YOUR OBJECTIVE
Everything in the data that follows should be given again verbatim, except the images.

RECORD SET
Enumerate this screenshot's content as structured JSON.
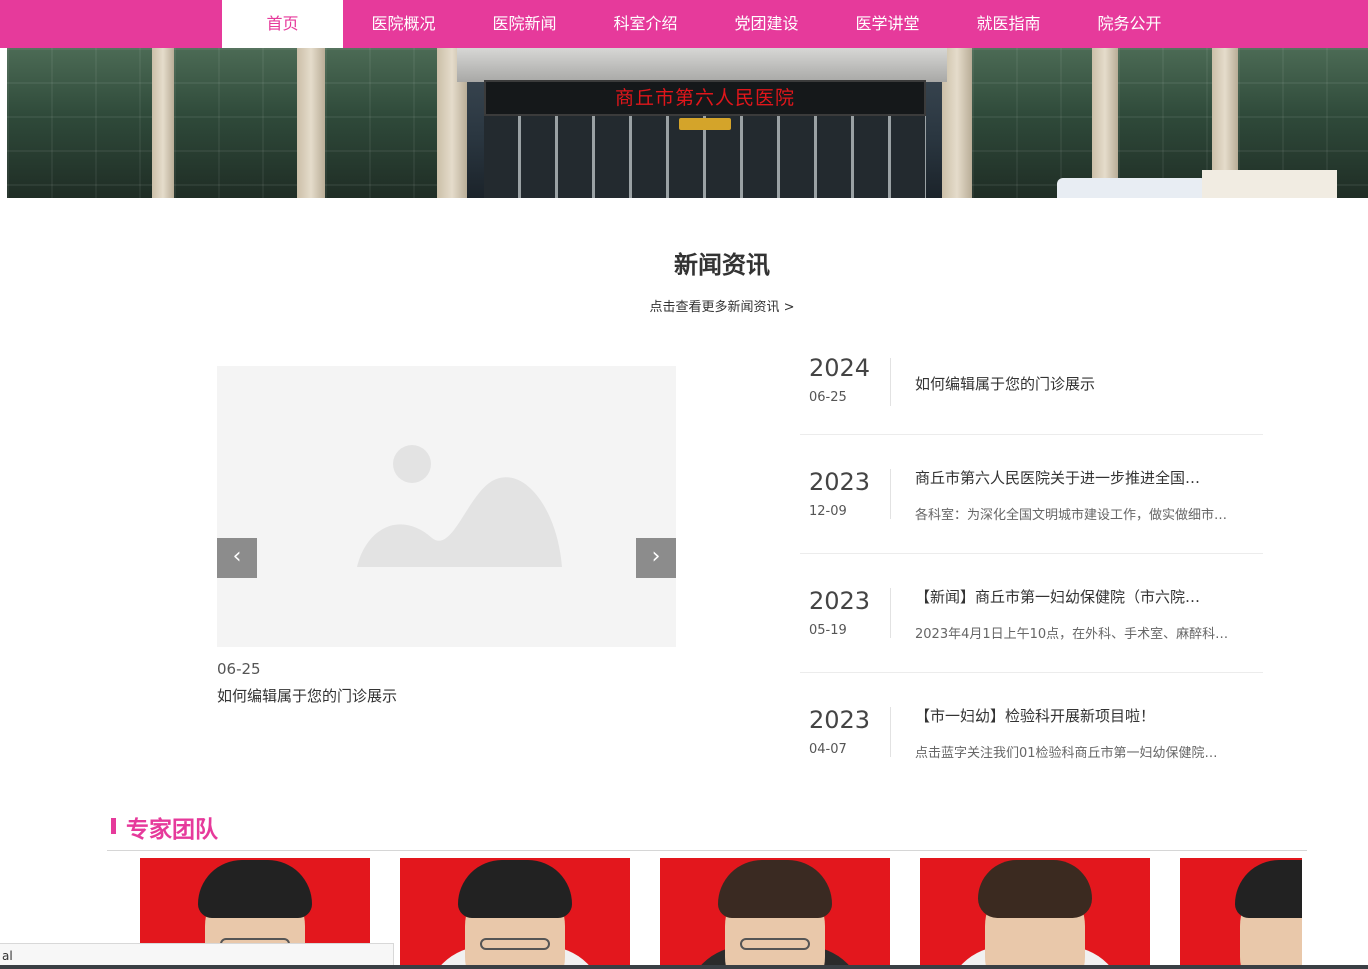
{
  "nav": {
    "items": [
      {
        "label": "首页",
        "active": true
      },
      {
        "label": "医院概况"
      },
      {
        "label": "医院新闻"
      },
      {
        "label": "科室介绍"
      },
      {
        "label": "党团建设"
      },
      {
        "label": "医学讲堂"
      },
      {
        "label": "就医指南"
      },
      {
        "label": "院务公开"
      }
    ],
    "accent_color": "#e63a9b"
  },
  "banner": {
    "sign_text": "商丘市第六人民医院"
  },
  "news": {
    "title": "新闻资讯",
    "more_link": "点击查看更多新闻资讯 >",
    "slider": {
      "date": "06-25",
      "title": "如何编辑属于您的门诊展示",
      "prev_icon": "‹",
      "next_icon": "›"
    },
    "items": [
      {
        "year": "2024",
        "md": "06-25",
        "title": "如何编辑属于您的门诊展示",
        "summary": ""
      },
      {
        "year": "2023",
        "md": "12-09",
        "title": "商丘市第六人民医院关于进一步推进全国…",
        "summary": "各科室：为深化全国文明城市建设工作，做实做细市…"
      },
      {
        "year": "2023",
        "md": "05-19",
        "title": "【新闻】商丘市第一妇幼保健院（市六院…",
        "summary": "2023年4月1日上午10点，在外科、手术室、麻醉科…"
      },
      {
        "year": "2023",
        "md": "04-07",
        "title": "【市一妇幼】检验科开展新项目啦！",
        "summary": "点击蓝字关注我们01检验科商丘市第一妇幼保健院…"
      }
    ]
  },
  "team": {
    "title": "专家团队"
  },
  "status_tip": {
    "text": "al"
  }
}
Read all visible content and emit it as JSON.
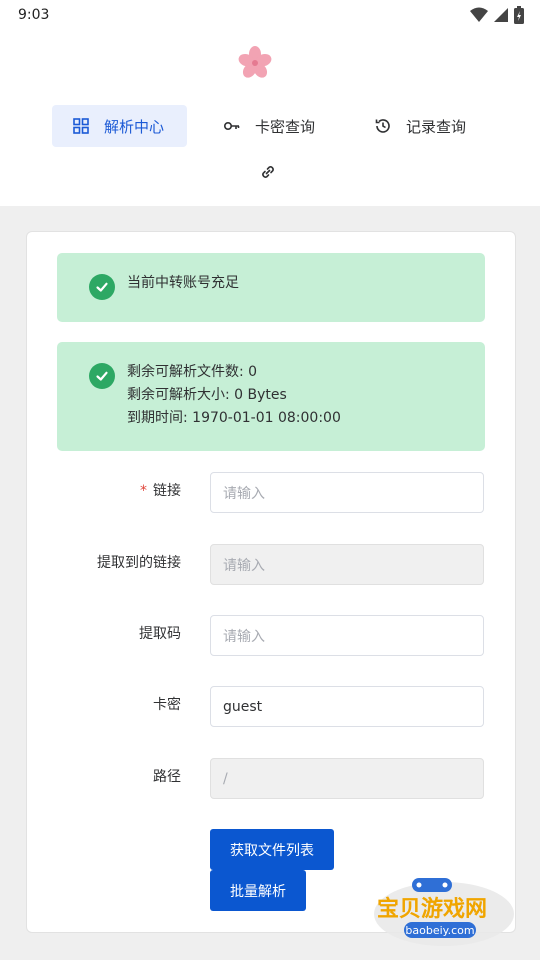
{
  "statusbar": {
    "time": "9:03"
  },
  "nav": {
    "items": [
      {
        "label": "解析中心",
        "icon": "grid-icon",
        "active": true
      },
      {
        "label": "卡密查询",
        "icon": "key-icon",
        "active": false
      },
      {
        "label": "记录查询",
        "icon": "history-icon",
        "active": false
      }
    ],
    "link_icon": "link-icon"
  },
  "alerts": {
    "status": "当前中转账号充足",
    "info": [
      "剩余可解析文件数: 0",
      "剩余可解析大小: 0 Bytes",
      "到期时间: 1970-01-01 08:00:00"
    ]
  },
  "form": {
    "link": {
      "label": "链接",
      "placeholder": "请输入",
      "required": true
    },
    "extracted_link": {
      "label": "提取到的链接",
      "placeholder": "请输入"
    },
    "extract_code": {
      "label": "提取码",
      "placeholder": "请输入"
    },
    "card_key": {
      "label": "卡密",
      "value": "guest"
    },
    "path": {
      "label": "路径",
      "value": "/"
    }
  },
  "buttons": {
    "get_list": "获取文件列表",
    "batch_parse": "批量解析"
  },
  "watermark": {
    "title": "宝贝游戏网",
    "url": "baobeiy.com"
  },
  "colors": {
    "primary": "#0b57d0",
    "success_bg": "#c6efd6",
    "success_icon": "#2da864",
    "required": "#e0453a"
  }
}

RESULT
Enumerate this screenshot's content as structured JSON.
{
  "nav": {
    "items": [
      {
        "label": "首页",
        "active": true
      },
      {
        "label": "医院概况"
      },
      {
        "label": "医院新闻"
      },
      {
        "label": "科室介绍"
      },
      {
        "label": "党团建设"
      },
      {
        "label": "医学讲堂"
      },
      {
        "label": "就医指南"
      },
      {
        "label": "院务公开"
      }
    ],
    "accent_color": "#e63a9b"
  },
  "banner": {
    "sign_text": "商丘市第六人民医院"
  },
  "news": {
    "title": "新闻资讯",
    "more_link": "点击查看更多新闻资讯 >",
    "slider": {
      "date": "06-25",
      "title": "如何编辑属于您的门诊展示",
      "prev_icon": "‹",
      "next_icon": "›"
    },
    "items": [
      {
        "year": "2024",
        "md": "06-25",
        "title": "如何编辑属于您的门诊展示",
        "summary": ""
      },
      {
        "year": "2023",
        "md": "12-09",
        "title": "商丘市第六人民医院关于进一步推进全国…",
        "summary": "各科室：为深化全国文明城市建设工作，做实做细市…"
      },
      {
        "year": "2023",
        "md": "05-19",
        "title": "【新闻】商丘市第一妇幼保健院（市六院…",
        "summary": "2023年4月1日上午10点，在外科、手术室、麻醉科…"
      },
      {
        "year": "2023",
        "md": "04-07",
        "title": "【市一妇幼】检验科开展新项目啦！",
        "summary": "点击蓝字关注我们01检验科商丘市第一妇幼保健院…"
      }
    ]
  },
  "team": {
    "title": "专家团队"
  },
  "status_tip": {
    "text": "al"
  }
}
Read all visible content and emit it as JSON.
{
  "statusbar": {
    "time": "9:03"
  },
  "nav": {
    "items": [
      {
        "label": "解析中心",
        "icon": "grid-icon",
        "active": true
      },
      {
        "label": "卡密查询",
        "icon": "key-icon",
        "active": false
      },
      {
        "label": "记录查询",
        "icon": "history-icon",
        "active": false
      }
    ],
    "link_icon": "link-icon"
  },
  "alerts": {
    "status": "当前中转账号充足",
    "info": [
      "剩余可解析文件数: 0",
      "剩余可解析大小: 0 Bytes",
      "到期时间: 1970-01-01 08:00:00"
    ]
  },
  "form": {
    "link": {
      "label": "链接",
      "placeholder": "请输入",
      "required": true
    },
    "extracted_link": {
      "label": "提取到的链接",
      "placeholder": "请输入"
    },
    "extract_code": {
      "label": "提取码",
      "placeholder": "请输入"
    },
    "card_key": {
      "label": "卡密",
      "value": "guest"
    },
    "path": {
      "label": "路径",
      "value": "/"
    }
  },
  "buttons": {
    "get_list": "获取文件列表",
    "batch_parse": "批量解析"
  },
  "watermark": {
    "title": "宝贝游戏网",
    "url": "baobeiy.com"
  },
  "colors": {
    "primary": "#0b57d0",
    "success_bg": "#c6efd6",
    "success_icon": "#2da864",
    "required": "#e0453a"
  }
}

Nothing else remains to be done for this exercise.